[INFORMATION SHOWN]

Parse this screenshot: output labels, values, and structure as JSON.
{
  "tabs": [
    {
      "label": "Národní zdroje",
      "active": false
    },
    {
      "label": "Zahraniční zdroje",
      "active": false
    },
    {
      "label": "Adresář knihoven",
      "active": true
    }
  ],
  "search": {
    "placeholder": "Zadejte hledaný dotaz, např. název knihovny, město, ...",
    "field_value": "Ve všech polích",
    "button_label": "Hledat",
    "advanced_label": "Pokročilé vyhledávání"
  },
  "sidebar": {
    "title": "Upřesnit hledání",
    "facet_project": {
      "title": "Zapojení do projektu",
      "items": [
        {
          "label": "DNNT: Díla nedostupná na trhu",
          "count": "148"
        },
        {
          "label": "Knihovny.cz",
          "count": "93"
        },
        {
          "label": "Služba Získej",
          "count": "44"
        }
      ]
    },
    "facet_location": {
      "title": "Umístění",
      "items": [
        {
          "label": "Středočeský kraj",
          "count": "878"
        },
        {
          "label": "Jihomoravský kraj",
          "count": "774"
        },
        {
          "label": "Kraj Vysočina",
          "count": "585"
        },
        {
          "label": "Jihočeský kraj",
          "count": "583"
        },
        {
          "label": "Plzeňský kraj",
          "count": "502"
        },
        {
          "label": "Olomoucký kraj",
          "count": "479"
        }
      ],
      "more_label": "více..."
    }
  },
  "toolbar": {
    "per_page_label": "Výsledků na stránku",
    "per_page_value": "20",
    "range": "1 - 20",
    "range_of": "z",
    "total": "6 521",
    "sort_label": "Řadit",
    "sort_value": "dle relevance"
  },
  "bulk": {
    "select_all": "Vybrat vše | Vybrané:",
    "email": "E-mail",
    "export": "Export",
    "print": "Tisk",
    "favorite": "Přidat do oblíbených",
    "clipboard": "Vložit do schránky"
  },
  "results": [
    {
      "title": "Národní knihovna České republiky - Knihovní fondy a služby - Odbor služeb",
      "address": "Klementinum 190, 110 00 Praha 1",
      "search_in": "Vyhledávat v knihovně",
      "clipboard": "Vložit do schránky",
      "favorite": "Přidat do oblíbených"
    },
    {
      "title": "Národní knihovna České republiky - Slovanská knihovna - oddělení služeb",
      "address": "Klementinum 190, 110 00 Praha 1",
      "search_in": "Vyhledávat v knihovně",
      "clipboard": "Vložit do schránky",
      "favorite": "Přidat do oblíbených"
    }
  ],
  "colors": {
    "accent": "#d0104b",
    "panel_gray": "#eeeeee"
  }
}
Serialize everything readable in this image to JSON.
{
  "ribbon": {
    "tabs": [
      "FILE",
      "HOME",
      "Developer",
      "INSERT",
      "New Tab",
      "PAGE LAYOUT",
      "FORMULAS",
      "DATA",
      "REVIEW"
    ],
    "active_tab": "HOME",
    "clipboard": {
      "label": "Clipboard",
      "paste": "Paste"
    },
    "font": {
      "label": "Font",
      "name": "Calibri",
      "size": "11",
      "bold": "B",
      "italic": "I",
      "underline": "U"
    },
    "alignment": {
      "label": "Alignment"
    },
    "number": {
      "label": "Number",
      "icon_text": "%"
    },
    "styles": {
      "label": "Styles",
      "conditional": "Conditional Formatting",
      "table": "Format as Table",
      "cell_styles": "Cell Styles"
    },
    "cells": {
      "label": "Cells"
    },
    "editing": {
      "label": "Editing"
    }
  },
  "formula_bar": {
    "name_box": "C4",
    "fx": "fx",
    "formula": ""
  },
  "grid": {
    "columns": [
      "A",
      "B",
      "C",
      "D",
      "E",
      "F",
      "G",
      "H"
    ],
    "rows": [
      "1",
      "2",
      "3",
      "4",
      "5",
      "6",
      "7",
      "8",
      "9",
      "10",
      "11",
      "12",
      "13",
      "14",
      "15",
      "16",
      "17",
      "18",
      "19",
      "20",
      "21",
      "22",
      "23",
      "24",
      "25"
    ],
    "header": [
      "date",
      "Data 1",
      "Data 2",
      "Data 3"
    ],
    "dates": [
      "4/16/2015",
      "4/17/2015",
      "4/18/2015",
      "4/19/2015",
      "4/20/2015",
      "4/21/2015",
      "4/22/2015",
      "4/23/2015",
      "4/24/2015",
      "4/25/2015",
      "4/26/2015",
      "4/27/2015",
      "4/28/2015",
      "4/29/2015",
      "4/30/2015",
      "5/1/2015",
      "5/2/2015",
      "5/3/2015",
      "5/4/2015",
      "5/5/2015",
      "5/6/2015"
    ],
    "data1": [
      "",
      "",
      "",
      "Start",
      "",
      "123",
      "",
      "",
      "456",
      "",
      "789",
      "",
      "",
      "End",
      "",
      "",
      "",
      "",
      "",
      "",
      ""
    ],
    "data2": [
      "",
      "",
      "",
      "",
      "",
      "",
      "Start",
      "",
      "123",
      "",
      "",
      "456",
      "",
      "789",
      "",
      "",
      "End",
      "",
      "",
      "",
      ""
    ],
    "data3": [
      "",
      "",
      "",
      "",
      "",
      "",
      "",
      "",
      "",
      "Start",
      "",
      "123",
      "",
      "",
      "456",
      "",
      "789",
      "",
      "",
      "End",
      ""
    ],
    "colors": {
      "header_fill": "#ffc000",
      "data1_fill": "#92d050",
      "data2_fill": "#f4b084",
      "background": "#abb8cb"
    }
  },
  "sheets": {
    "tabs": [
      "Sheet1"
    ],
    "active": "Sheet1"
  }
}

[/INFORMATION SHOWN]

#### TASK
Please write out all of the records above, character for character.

#### EXPECTED OUTPUT
Parse this screenshot: output labels, values, and structure as JSON.
{
  "tabs": [
    {
      "label": "Národní zdroje",
      "active": false
    },
    {
      "label": "Zahraniční zdroje",
      "active": false
    },
    {
      "label": "Adresář knihoven",
      "active": true
    }
  ],
  "search": {
    "placeholder": "Zadejte hledaný dotaz, např. název knihovny, město, ...",
    "field_value": "Ve všech polích",
    "button_label": "Hledat",
    "advanced_label": "Pokročilé vyhledávání"
  },
  "sidebar": {
    "title": "Upřesnit hledání",
    "facet_project": {
      "title": "Zapojení do projektu",
      "items": [
        {
          "label": "DNNT: Díla nedostupná na trhu",
          "count": "148"
        },
        {
          "label": "Knihovny.cz",
          "count": "93"
        },
        {
          "label": "Služba Získej",
          "count": "44"
        }
      ]
    },
    "facet_location": {
      "title": "Umístění",
      "items": [
        {
          "label": "Středočeský kraj",
          "count": "878"
        },
        {
          "label": "Jihomoravský kraj",
          "count": "774"
        },
        {
          "label": "Kraj Vysočina",
          "count": "585"
        },
        {
          "label": "Jihočeský kraj",
          "count": "583"
        },
        {
          "label": "Plzeňský kraj",
          "count": "502"
        },
        {
          "label": "Olomoucký kraj",
          "count": "479"
        }
      ],
      "more_label": "více..."
    }
  },
  "toolbar": {
    "per_page_label": "Výsledků na stránku",
    "per_page_value": "20",
    "range": "1 - 20",
    "range_of": "z",
    "total": "6 521",
    "sort_label": "Řadit",
    "sort_value": "dle relevance"
  },
  "bulk": {
    "select_all": "Vybrat vše | Vybrané:",
    "email": "E-mail",
    "export": "Export",
    "print": "Tisk",
    "favorite": "Přidat do oblíbených",
    "clipboard": "Vložit do schránky"
  },
  "results": [
    {
      "title": "Národní knihovna České republiky - Knihovní fondy a služby - Odbor služeb",
      "address": "Klementinum 190, 110 00 Praha 1",
      "search_in": "Vyhledávat v knihovně",
      "clipboard": "Vložit do schránky",
      "favorite": "Přidat do oblíbených"
    },
    {
      "title": "Národní knihovna České republiky - Slovanská knihovna - oddělení služeb",
      "address": "Klementinum 190, 110 00 Praha 1",
      "search_in": "Vyhledávat v knihovně",
      "clipboard": "Vložit do schránky",
      "favorite": "Přidat do oblíbených"
    }
  ],
  "colors": {
    "accent": "#d0104b",
    "panel_gray": "#eeeeee"
  }
}
Serialize everything readable in this image to JSON.
{
  "ribbon": {
    "tabs": [
      "FILE",
      "HOME",
      "Developer",
      "INSERT",
      "New Tab",
      "PAGE LAYOUT",
      "FORMULAS",
      "DATA",
      "REVIEW"
    ],
    "active_tab": "HOME",
    "clipboard": {
      "label": "Clipboard",
      "paste": "Paste"
    },
    "font": {
      "label": "Font",
      "name": "Calibri",
      "size": "11",
      "bold": "B",
      "italic": "I",
      "underline": "U"
    },
    "alignment": {
      "label": "Alignment"
    },
    "number": {
      "label": "Number",
      "icon_text": "%"
    },
    "styles": {
      "label": "Styles",
      "conditional": "Conditional Formatting",
      "table": "Format as Table",
      "cell_styles": "Cell Styles"
    },
    "cells": {
      "label": "Cells"
    },
    "editing": {
      "label": "Editing"
    }
  },
  "formula_bar": {
    "name_box": "C4",
    "fx": "fx",
    "formula": ""
  },
  "grid": {
    "columns": [
      "A",
      "B",
      "C",
      "D",
      "E",
      "F",
      "G",
      "H"
    ],
    "rows": [
      "1",
      "2",
      "3",
      "4",
      "5",
      "6",
      "7",
      "8",
      "9",
      "10",
      "11",
      "12",
      "13",
      "14",
      "15",
      "16",
      "17",
      "18",
      "19",
      "20",
      "21",
      "22",
      "23",
      "24",
      "25"
    ],
    "header": [
      "date",
      "Data 1",
      "Data 2",
      "Data 3"
    ],
    "dates": [
      "4/16/2015",
      "4/17/2015",
      "4/18/2015",
      "4/19/2015",
      "4/20/2015",
      "4/21/2015",
      "4/22/2015",
      "4/23/2015",
      "4/24/2015",
      "4/25/2015",
      "4/26/2015",
      "4/27/2015",
      "4/28/2015",
      "4/29/2015",
      "4/30/2015",
      "5/1/2015",
      "5/2/2015",
      "5/3/2015",
      "5/4/2015",
      "5/5/2015",
      "5/6/2015"
    ],
    "data1": [
      "",
      "",
      "",
      "Start",
      "",
      "123",
      "",
      "",
      "456",
      "",
      "789",
      "",
      "",
      "End",
      "",
      "",
      "",
      "",
      "",
      "",
      ""
    ],
    "data2": [
      "",
      "",
      "",
      "",
      "",
      "",
      "Start",
      "",
      "123",
      "",
      "",
      "456",
      "",
      "789",
      "",
      "",
      "End",
      "",
      "",
      "",
      ""
    ],
    "data3": [
      "",
      "",
      "",
      "",
      "",
      "",
      "",
      "",
      "",
      "Start",
      "",
      "123",
      "",
      "",
      "456",
      "",
      "789",
      "",
      "",
      "End",
      ""
    ],
    "colors": {
      "header_fill": "#ffc000",
      "data1_fill": "#92d050",
      "data2_fill": "#f4b084",
      "background": "#abb8cb"
    }
  },
  "sheets": {
    "tabs": [
      "Sheet1"
    ],
    "active": "Sheet1"
  }
}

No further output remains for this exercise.